═══ DATA SHOWN ═══

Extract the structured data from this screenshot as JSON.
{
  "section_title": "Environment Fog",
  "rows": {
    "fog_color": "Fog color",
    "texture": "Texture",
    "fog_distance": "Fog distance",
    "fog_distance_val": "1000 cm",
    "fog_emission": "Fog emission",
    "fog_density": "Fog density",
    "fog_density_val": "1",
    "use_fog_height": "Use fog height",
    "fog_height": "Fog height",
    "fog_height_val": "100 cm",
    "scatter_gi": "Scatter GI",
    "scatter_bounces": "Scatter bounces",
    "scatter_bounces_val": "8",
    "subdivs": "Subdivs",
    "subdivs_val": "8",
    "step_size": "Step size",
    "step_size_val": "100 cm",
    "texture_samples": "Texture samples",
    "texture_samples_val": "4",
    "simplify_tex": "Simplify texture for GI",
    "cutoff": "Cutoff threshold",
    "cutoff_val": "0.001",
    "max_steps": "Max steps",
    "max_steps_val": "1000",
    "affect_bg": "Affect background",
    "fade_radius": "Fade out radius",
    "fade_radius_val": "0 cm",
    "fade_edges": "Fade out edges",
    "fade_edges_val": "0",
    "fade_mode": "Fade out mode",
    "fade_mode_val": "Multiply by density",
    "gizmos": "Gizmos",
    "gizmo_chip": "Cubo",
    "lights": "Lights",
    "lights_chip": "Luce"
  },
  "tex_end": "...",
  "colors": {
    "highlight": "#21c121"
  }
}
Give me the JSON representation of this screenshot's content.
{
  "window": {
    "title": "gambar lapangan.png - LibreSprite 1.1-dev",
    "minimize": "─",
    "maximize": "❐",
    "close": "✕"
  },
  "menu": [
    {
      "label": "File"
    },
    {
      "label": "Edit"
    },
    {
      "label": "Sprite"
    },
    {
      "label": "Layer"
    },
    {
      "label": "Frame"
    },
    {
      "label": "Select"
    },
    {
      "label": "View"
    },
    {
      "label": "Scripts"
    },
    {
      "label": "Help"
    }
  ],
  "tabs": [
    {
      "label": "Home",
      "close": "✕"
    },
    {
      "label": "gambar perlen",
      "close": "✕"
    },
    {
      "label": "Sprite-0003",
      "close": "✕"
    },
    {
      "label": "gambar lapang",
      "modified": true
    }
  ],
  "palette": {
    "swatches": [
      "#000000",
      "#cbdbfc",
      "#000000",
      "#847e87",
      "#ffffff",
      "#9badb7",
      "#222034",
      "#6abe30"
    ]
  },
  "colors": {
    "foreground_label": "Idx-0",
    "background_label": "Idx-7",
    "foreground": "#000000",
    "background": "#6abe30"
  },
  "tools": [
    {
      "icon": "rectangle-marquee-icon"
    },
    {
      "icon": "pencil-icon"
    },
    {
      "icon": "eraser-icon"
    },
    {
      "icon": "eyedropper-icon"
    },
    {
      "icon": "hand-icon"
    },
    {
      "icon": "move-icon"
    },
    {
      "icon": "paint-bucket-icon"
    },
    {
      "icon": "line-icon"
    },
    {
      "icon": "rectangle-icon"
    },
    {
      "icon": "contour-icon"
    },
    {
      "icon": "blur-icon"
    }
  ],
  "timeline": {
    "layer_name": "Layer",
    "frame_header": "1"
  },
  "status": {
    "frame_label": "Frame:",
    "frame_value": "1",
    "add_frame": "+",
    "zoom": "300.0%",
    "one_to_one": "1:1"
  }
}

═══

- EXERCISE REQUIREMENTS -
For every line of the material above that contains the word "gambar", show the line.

- TASK SOLUTION -
    "title": "gambar lapangan.png - LibreSprite 1.1-dev",
      "label": "gambar perlen",
      "label": "gambar lapang",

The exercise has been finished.